Exercise aim ::
I need the records below retyped exactly.
== == ==
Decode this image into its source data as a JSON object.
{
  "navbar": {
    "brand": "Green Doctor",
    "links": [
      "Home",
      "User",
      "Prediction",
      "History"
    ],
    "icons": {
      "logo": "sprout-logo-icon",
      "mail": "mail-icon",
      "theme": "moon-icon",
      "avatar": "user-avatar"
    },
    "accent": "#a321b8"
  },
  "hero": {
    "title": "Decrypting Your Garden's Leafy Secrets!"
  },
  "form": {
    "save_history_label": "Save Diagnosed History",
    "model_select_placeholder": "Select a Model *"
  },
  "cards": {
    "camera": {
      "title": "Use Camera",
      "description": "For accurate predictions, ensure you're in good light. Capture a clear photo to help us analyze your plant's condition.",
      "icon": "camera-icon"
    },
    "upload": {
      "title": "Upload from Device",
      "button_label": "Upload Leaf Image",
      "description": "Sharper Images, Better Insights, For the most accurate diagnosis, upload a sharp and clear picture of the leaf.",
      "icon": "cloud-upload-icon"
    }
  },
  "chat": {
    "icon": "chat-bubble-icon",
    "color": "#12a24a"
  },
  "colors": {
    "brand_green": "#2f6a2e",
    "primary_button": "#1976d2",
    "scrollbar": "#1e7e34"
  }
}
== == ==
Task answer ::
Decode this image into its source data as a JSON object.
{
  "navbar": {
    "brand": "Green Doctor",
    "links": [
      "Home",
      "User",
      "Prediction",
      "History"
    ],
    "icons": {
      "logo": "sprout-logo-icon",
      "mail": "mail-icon",
      "theme": "moon-icon",
      "avatar": "user-avatar"
    },
    "accent": "#a321b8"
  },
  "hero": {
    "title": "Decrypting Your Garden's Leafy Secrets!"
  },
  "form": {
    "save_history_label": "Save Diagnosed History",
    "model_select_placeholder": "Select a Model *"
  },
  "cards": {
    "camera": {
      "title": "Use Camera",
      "description": "For accurate predictions, ensure you're in good light. Capture a clear photo to help us analyze your plant's condition.",
      "icon": "camera-icon"
    },
    "upload": {
      "title": "Upload from Device",
      "button_label": "Upload Leaf Image",
      "description": "Sharper Images, Better Insights, For the most accurate diagnosis, upload a sharp and clear picture of the leaf.",
      "icon": "cloud-upload-icon"
    }
  },
  "chat": {
    "icon": "chat-bubble-icon",
    "color": "#12a24a"
  },
  "colors": {
    "brand_green": "#2f6a2e",
    "primary_button": "#1976d2",
    "scrollbar": "#1e7e34"
  }
}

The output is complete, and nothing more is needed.